For most of Roman history, Gnaeus was one of the ten most common praenomina, being less common than Titus, the sixth most common praenomen, and comparable in frequency to Aulus, Spurius, and Sextus. Although the name was used by a minority of families at Rome, it was favored by a number of prominent gentes, including the Cornelii, Domitii, Manlii, and Servilii. The name gradually became less common in imperial times.[4][5]

Origin and meaningEdit

According to Festus, the praenomen Gnaeus originally referred to a birthmark, which was naevus in Latin. This etymology is generally accepted by modern scholars. In his treatise on the origin of Roman praenomina, Chase cites the archaic spelling Gnaivos in support of this explanation. However, as with other praenomina, Gnaeus was generally chosen because it was a family name, not necessarily because the children who received it had a noteworthy birthmark.[6][7]

Gnaeus was one of a number of Latin praenomina borrowed by the Etruscans, in whose language it became Cneve or Cneies.[8][9]

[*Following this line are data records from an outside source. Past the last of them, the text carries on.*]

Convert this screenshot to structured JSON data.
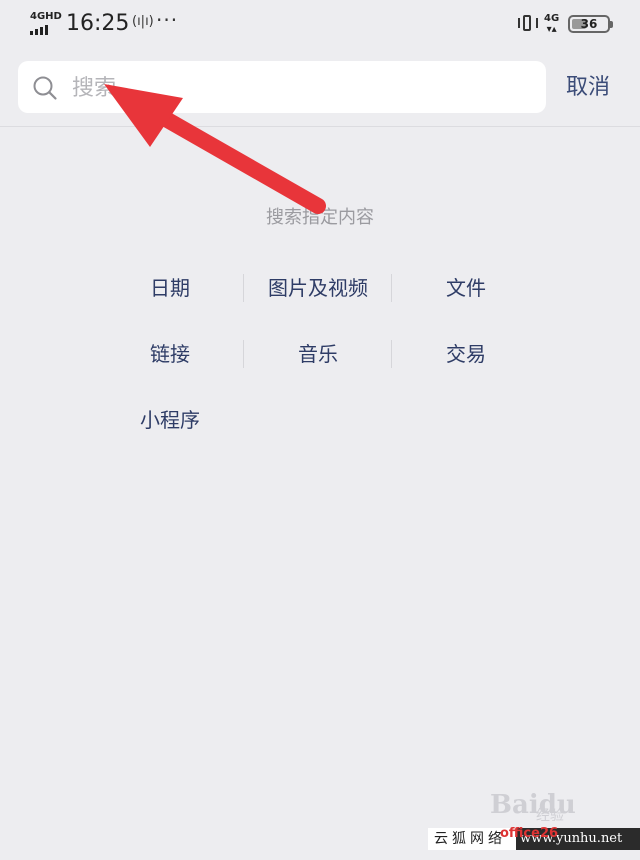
{
  "status_bar": {
    "network_label": "4GHD",
    "time": "16:25",
    "wave": "(ı|ı)",
    "dots": "···",
    "right_network": "4G",
    "battery": "36"
  },
  "search": {
    "placeholder": "搜索",
    "cancel_label": "取消"
  },
  "hint": "搜索指定内容",
  "categories": [
    [
      "日期",
      "图片及视频",
      "文件"
    ],
    [
      "链接",
      "音乐",
      "交易"
    ],
    [
      "小程序"
    ]
  ],
  "watermark": {
    "left": "云狐网络",
    "right": "www.yunhu.net",
    "logo": "Baidu",
    "logo_sub": "经验",
    "red": "office26"
  },
  "colors": {
    "background": "#ededf0",
    "accent_text": "#2e3c66",
    "arrow": "#e8353a"
  }
}
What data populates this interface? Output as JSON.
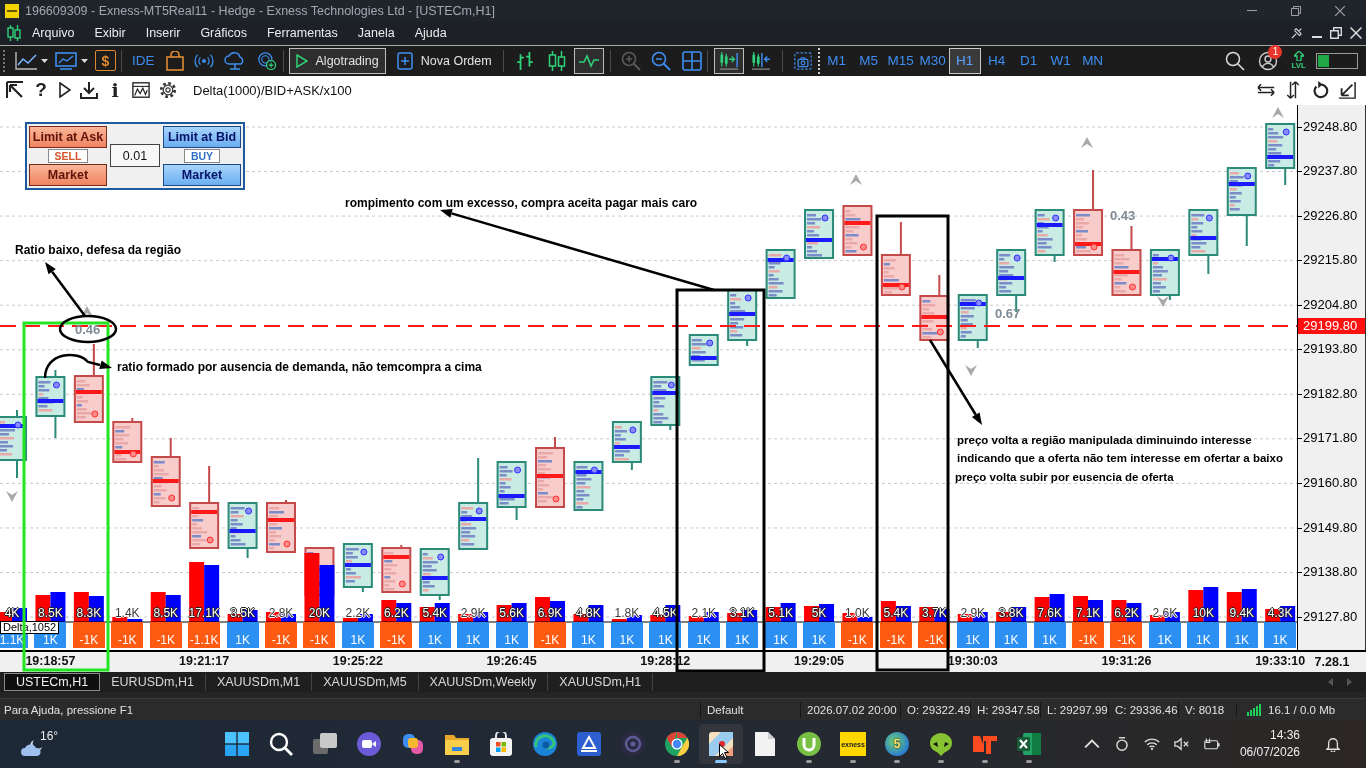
{
  "window": {
    "title": "196609309 - Exness-MT5Real11 - Hedge - Exness Technologies Ltd - [USTECm,H1]"
  },
  "menu": [
    "Arquivo",
    "Exibir",
    "Inserir",
    "Gráficos",
    "Ferramentas",
    "Janela",
    "Ajuda"
  ],
  "toolbar": {
    "account_symbol": "$",
    "ide": "IDE",
    "algotrading": {
      "label": "Algotrading",
      "on": true
    },
    "new_order": "Nova Ordem",
    "chart_types": [
      {
        "kind": "bars",
        "selected": false
      },
      {
        "kind": "candles",
        "selected": false
      },
      {
        "kind": "line",
        "selected": true
      }
    ],
    "zoom": [
      {
        "kind": "zoom-in",
        "disabled": true
      },
      {
        "kind": "zoom-out",
        "disabled": false
      }
    ],
    "scroll_modes": [
      {
        "kind": "chart-shift",
        "on": true
      },
      {
        "kind": "auto-scroll",
        "on": false
      }
    ],
    "timeframes": [
      {
        "label": "M1",
        "selected": false
      },
      {
        "label": "M5",
        "selected": false
      },
      {
        "label": "M15",
        "selected": false
      },
      {
        "label": "M30",
        "selected": false
      },
      {
        "label": "H1",
        "selected": true
      },
      {
        "label": "H4",
        "selected": false
      },
      {
        "label": "D1",
        "selected": false
      },
      {
        "label": "W1",
        "selected": false
      },
      {
        "label": "MN",
        "selected": false
      }
    ],
    "notifications": "1",
    "level_badge": "LVL"
  },
  "chart": {
    "toolbar": {
      "help_glyph": "?",
      "info_glyph": "i",
      "indicator": "Delta(1000)/BID+ASK/x100"
    },
    "trade_panel": {
      "sell": {
        "limit": "Limit at Ask",
        "side": "SELL",
        "market": "Market"
      },
      "lot": "0.01",
      "buy": {
        "limit": "Limit at Bid",
        "side": "BUY",
        "market": "Market"
      }
    },
    "annotations": [
      {
        "text": "Ratio baixo, defesa da região"
      },
      {
        "text": "ratio formado por ausencia de demanda, não temcompra a cima"
      },
      {
        "text": "rompimento com um excesso, compra aceita pagar mais caro"
      },
      {
        "text": "preço volta a região manipulada diminuindo interesse"
      },
      {
        "text": "indicando que a oferta não tem interesse em ofertar a baixo"
      },
      {
        "text": "preço volta subir por eusencia de oferta"
      }
    ],
    "ratio_labels": [
      "0.46",
      "0.67",
      "0.43"
    ],
    "price_axis": {
      "ticks": [
        "29248.80",
        "29237.80",
        "29226.80",
        "29215.80",
        "29204.80",
        "29193.80",
        "29182.80",
        "29171.80",
        "29160.80",
        "29149.80",
        "29138.80",
        "29127.80"
      ],
      "current_price": "29199.80"
    },
    "volume_columns": [
      {
        "volume": "4K",
        "delta": "1.1K",
        "kind": "positive"
      },
      {
        "volume": "8.5K",
        "delta": "1K",
        "kind": "positive"
      },
      {
        "volume": "8.3K",
        "delta": "-1K",
        "kind": "negative"
      },
      {
        "volume": "1.4K",
        "delta": "-1K",
        "kind": "negative"
      },
      {
        "volume": "8.5K",
        "delta": "-1K",
        "kind": "negative"
      },
      {
        "volume": "17.1K",
        "delta": "-1.1K",
        "kind": "negative"
      },
      {
        "volume": "3.5K",
        "delta": "1K",
        "kind": "positive"
      },
      {
        "volume": "2.8K",
        "delta": "-1K",
        "kind": "negative"
      },
      {
        "volume": "20K",
        "delta": "-1K",
        "kind": "negative"
      },
      {
        "volume": "2.2K",
        "delta": "1K",
        "kind": "positive"
      },
      {
        "volume": "6.2K",
        "delta": "-1K",
        "kind": "negative"
      },
      {
        "volume": "5.4K",
        "delta": "1K",
        "kind": "positive"
      },
      {
        "volume": "2.9K",
        "delta": "1K",
        "kind": "positive"
      },
      {
        "volume": "5.6K",
        "delta": "1K",
        "kind": "positive"
      },
      {
        "volume": "6.9K",
        "delta": "-1K",
        "kind": "negative"
      },
      {
        "volume": "4.8K",
        "delta": "1K",
        "kind": "positive"
      },
      {
        "volume": "1.8K",
        "delta": "1K",
        "kind": "positive"
      },
      {
        "volume": "4.5K",
        "delta": "1K",
        "kind": "positive"
      },
      {
        "volume": "2.1K",
        "delta": "1K",
        "kind": "positive"
      },
      {
        "volume": "3.1K",
        "delta": "1K",
        "kind": "positive"
      },
      {
        "volume": "5.1K",
        "delta": "1K",
        "kind": "positive"
      },
      {
        "volume": "5K",
        "delta": "1K",
        "kind": "positive"
      },
      {
        "volume": "1.0K",
        "delta": "-1K",
        "kind": "negative"
      },
      {
        "volume": "5.4K",
        "delta": "-1K",
        "kind": "negative"
      },
      {
        "volume": "3.7K",
        "delta": "-1K",
        "kind": "negative"
      },
      {
        "volume": "2.9K",
        "delta": "1K",
        "kind": "positive"
      },
      {
        "volume": "3.8K",
        "delta": "1K",
        "kind": "positive"
      },
      {
        "volume": "7.6K",
        "delta": "1K",
        "kind": "positive"
      },
      {
        "volume": "7.1K",
        "delta": "-1K",
        "kind": "negative"
      },
      {
        "volume": "6.2K",
        "delta": "-1K",
        "kind": "negative"
      },
      {
        "volume": "2.6K",
        "delta": "1K",
        "kind": "positive"
      },
      {
        "volume": "10K",
        "delta": "1K",
        "kind": "positive"
      },
      {
        "volume": "9.4K",
        "delta": "1K",
        "kind": "positive"
      },
      {
        "volume": "4.3K",
        "delta": "1K",
        "kind": "positive"
      }
    ],
    "delta_label": "Delta,1052",
    "time_axis": [
      "19:18:57",
      "19:21:17",
      "19:25:22",
      "19:26:45",
      "19:28:12",
      "19:29:05",
      "19:30:03",
      "19:31:26",
      "19:33:10"
    ],
    "axis_corner": "7.28.1"
  },
  "chart_tabs": [
    {
      "label": "USTECm,H1",
      "selected": true
    },
    {
      "label": "EURUSDm,H1",
      "selected": false
    },
    {
      "label": "XAUUSDm,M1",
      "selected": false
    },
    {
      "label": "XAUUSDm,M5",
      "selected": false
    },
    {
      "label": "XAUUSDm,Weekly",
      "selected": false
    },
    {
      "label": "XAUUSDm,H1",
      "selected": false
    }
  ],
  "status_bar": {
    "help": "Para Ajuda, pressione F1",
    "profile": "Default",
    "datetime": "2026.07.02 20:00",
    "open": "O: 29322.49",
    "high": "H: 29347.58",
    "low": "L: 29297.99",
    "close": "C: 29336.46",
    "volume": "V: 8018",
    "traffic": "16.1 / 0.0 Mb"
  },
  "taskbar": {
    "weather": "16°",
    "apps": [
      {
        "kind": "start",
        "running": false,
        "active": false
      },
      {
        "kind": "search",
        "running": false,
        "active": false
      },
      {
        "kind": "task-view",
        "running": false,
        "active": false
      },
      {
        "kind": "meet",
        "running": false,
        "active": false
      },
      {
        "kind": "copilot",
        "running": false,
        "active": false
      },
      {
        "kind": "explorer",
        "running": true,
        "active": false
      },
      {
        "kind": "store",
        "running": false,
        "active": false
      },
      {
        "kind": "edge",
        "running": false,
        "active": false
      },
      {
        "kind": "scanner",
        "running": false,
        "active": false
      },
      {
        "kind": "recorder",
        "running": false,
        "active": false
      },
      {
        "kind": "chrome",
        "running": true,
        "active": false
      },
      {
        "kind": "paint",
        "running": true,
        "active": true
      },
      {
        "kind": "file",
        "running": false,
        "active": false
      },
      {
        "kind": "torrent",
        "running": true,
        "active": false
      },
      {
        "kind": "tile",
        "label": "exness",
        "running": true,
        "active": false
      },
      {
        "kind": "ball",
        "label": "5",
        "running": true,
        "active": false
      },
      {
        "kind": "alien",
        "running": true,
        "active": false
      },
      {
        "kind": "angular",
        "running": true,
        "active": false
      },
      {
        "kind": "sheet",
        "running": true,
        "active": false
      }
    ],
    "time": "14:36",
    "date": "06/07/2026"
  }
}
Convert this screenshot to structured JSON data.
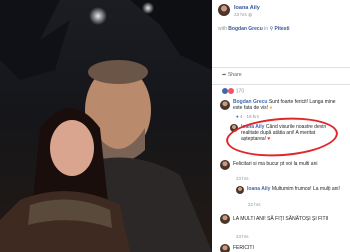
{
  "post": {
    "author": "Ioana Aily",
    "time": "23 hrs",
    "with_text": "with",
    "tagged": "Bogdan Grecu",
    "in_text": "in",
    "place": "Pitesti",
    "share_label": "Share",
    "reaction_count": "170"
  },
  "comments": [
    {
      "author": "Bogdan Grecu",
      "text": "Sunt foarte fericit! Langa mine este fata de vis!",
      "meta": "4  ·  19 hrs"
    },
    {
      "author": "Ioana Aily",
      "text": "Când visurile noastre devin realitate după atâtia ani! A meritat așteptarea!",
      "meta": ""
    },
    {
      "author": "",
      "text": "Felicitari si ma bucur pt voi la multi ani",
      "meta": "23 hrs"
    },
    {
      "author": "Ioana Aily",
      "text": "Multumim frumos! La mulți ani!",
      "meta": "22 hrs"
    },
    {
      "author": "",
      "text": "LA MULTI ANI! SĂ FIȚI SĂNĂTOȘI ȘI FITII",
      "meta": "23 hrs"
    },
    {
      "author": "",
      "text": "FERICITI",
      "meta": ""
    }
  ],
  "colors": {
    "accent": "#385898",
    "highlight": "#e0282b",
    "heart": "#f25268"
  }
}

  1. ^ William Smith, A Dictionary of Greek and Roman Antiquities
  2. ^ De Praenominibus (epitome by Julius Paris)
  3. ^ Mika Kajava, Roman Female Praenomina: Studies in the Nomenclature of Roman Women (1994)
  4. ^ Dictionary of Greek & Roman Biography & Mythology
  5. ^ Realencyclopädie der Classischen Altertumswissenschaft
  6. ^ Sextus Pompeius Festus, epitome by Paulus Diaconus
  7. ^ George Davis Chase, "The Origin of Roman Praenomina", in Harvard Studies in Classical Philology, vol. VIII (1897)(p. 153)
  8. ^ Jacques Heurgon, Daily Life of the Etruscans (1964)
  9. ^ Realencyclopädie der Classischen Altertumswissenschaft